  • Both worked for global tech brands
  • Both had led large sales teams with different tiers of reps and SDRs
  • Both had joined their employers to lead sales teams after the companies were already household names
  • Both earned higher-than-average base salaries for the Canadian market

The Solution

After receiving a lot of money, there is a gut reaction to want to search and hire “the best” to achieve outcomes. But it is essential to remember “the best” isn’t always those at FAANG or big names brands. 

The persona of a candidate who works for a global tech brand and has achieved incremental growth/uptick of an already large number is not typically the right hire for a Seed or Series A funded startup.

The hire this company needed was someone with a successful track record of achieving the specific outcomes they needed to achieve. In this case, it was a $4M to $25M ramp.

Instead of the persona they had previously hired, what they needed was a hire with the following attributes:

  • Will "figure it out" like a mad scientist until they unlock the right combination of prospective client & messaging & pricing & process
  • Doesn't need lots of resources to get sh*t done
  • Are insatiably curious and resilient
  • Can become what the sales cycle requires them to be at the time (BDR, AE, Presales, closer, AM … you name it, they can step into the role and win)
  • Most importantly wants to build a company, not "manage a sales team"

The Takeaways

This story is a good reminder not to assume success comes from a big company hire. Startups most often need startup builder personas to have the greatest likelihood of success.

Another takeaway is that all Founders going through their first time hiring ELT or department leader positions should seek advice before starting to hire. You know what you know, and that can be limiting. 
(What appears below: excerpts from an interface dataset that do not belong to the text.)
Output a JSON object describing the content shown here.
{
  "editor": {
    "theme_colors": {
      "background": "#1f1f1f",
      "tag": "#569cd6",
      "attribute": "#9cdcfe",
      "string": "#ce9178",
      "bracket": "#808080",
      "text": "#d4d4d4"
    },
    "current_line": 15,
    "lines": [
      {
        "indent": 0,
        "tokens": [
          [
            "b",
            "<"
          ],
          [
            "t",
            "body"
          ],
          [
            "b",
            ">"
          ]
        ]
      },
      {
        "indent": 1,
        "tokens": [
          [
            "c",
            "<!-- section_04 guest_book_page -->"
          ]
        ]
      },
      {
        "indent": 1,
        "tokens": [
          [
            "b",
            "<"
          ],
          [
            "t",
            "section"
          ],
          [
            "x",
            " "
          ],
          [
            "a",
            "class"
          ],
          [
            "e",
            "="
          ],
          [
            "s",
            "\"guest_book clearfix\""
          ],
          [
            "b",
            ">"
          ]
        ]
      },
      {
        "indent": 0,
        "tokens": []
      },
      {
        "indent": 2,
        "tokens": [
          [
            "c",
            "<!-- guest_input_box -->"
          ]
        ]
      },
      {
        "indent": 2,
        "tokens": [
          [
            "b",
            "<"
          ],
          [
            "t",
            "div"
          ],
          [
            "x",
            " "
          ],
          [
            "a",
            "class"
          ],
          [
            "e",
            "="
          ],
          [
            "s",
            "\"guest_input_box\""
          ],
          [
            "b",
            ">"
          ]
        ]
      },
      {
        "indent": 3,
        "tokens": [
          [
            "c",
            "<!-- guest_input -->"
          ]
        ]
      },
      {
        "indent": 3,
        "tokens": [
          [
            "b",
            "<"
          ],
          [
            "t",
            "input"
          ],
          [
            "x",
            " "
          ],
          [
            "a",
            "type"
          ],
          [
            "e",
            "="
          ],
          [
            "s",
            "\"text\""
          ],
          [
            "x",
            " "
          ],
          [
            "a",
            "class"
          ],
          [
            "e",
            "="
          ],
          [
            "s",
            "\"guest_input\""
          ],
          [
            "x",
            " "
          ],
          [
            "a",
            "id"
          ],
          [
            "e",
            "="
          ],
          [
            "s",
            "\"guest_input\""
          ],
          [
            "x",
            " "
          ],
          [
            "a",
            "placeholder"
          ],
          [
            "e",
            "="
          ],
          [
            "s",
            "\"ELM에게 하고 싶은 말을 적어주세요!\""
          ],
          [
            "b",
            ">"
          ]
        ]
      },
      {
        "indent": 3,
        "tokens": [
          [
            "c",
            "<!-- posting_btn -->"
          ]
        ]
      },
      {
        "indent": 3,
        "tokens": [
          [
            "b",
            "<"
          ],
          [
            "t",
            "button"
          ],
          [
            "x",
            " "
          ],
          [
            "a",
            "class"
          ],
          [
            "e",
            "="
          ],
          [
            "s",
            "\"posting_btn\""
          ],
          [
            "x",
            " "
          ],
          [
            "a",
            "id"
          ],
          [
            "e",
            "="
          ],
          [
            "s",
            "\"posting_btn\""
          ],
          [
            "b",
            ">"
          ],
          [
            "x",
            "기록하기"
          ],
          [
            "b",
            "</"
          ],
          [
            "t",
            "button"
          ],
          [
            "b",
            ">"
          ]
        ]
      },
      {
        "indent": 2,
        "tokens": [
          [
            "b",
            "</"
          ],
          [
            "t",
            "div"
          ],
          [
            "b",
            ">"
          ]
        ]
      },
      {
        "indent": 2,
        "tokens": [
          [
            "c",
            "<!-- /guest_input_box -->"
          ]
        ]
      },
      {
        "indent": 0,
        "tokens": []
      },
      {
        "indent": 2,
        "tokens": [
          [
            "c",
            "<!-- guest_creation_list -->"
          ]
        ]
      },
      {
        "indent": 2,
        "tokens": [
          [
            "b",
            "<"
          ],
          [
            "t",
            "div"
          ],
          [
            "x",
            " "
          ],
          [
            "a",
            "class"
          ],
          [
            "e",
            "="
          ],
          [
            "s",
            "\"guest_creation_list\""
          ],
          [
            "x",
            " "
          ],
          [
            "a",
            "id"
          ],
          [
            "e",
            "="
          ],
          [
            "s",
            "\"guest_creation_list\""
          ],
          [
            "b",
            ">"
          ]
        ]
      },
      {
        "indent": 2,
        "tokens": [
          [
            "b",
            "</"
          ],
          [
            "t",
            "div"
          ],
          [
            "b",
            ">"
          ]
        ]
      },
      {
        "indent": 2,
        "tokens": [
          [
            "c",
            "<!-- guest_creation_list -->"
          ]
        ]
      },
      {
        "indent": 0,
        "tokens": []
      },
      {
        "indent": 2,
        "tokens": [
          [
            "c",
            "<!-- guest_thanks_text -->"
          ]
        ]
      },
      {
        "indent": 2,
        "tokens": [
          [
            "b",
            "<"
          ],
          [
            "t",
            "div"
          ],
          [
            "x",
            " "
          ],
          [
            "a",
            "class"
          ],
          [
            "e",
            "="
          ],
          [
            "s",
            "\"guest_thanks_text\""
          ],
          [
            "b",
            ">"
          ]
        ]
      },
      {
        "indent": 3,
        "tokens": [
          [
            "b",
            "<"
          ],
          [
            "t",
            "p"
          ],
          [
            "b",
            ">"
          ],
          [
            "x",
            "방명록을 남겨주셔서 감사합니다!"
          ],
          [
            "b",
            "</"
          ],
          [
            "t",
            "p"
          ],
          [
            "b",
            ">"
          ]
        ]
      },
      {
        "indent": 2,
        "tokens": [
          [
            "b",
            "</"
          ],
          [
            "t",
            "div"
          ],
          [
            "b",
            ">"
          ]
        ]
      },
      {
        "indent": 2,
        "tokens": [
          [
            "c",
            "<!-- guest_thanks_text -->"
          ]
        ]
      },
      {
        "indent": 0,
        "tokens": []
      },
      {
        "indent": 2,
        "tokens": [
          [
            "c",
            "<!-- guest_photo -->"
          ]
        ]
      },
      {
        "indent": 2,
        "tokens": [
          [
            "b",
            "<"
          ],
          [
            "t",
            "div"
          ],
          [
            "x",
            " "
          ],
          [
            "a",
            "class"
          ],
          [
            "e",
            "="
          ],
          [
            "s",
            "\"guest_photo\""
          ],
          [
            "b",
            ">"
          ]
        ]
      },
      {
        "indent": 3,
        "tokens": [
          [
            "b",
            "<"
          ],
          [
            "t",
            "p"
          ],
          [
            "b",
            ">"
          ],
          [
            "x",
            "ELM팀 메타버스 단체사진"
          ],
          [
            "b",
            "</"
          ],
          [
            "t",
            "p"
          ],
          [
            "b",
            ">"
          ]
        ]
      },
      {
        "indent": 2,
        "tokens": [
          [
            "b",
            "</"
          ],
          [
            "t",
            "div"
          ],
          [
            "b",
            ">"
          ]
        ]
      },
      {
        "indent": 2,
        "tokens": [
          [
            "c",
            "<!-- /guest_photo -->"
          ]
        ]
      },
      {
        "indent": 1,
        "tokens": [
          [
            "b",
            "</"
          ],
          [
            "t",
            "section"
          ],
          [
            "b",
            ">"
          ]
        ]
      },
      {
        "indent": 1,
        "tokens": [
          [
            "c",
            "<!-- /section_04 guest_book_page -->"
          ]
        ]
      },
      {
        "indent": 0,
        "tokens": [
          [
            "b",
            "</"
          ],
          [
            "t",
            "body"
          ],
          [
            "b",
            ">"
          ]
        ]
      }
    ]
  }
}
Talk with professionals who have done this before, whether a mentor who is a seasoned Founder in your field or a third-party search firm with experience in these specific types of hires. 

Seeking out advice just might provide you with the insights needed to save yourself from the scenario we just shared. And with such high stakes, your company is worth doing that for.

book a consultation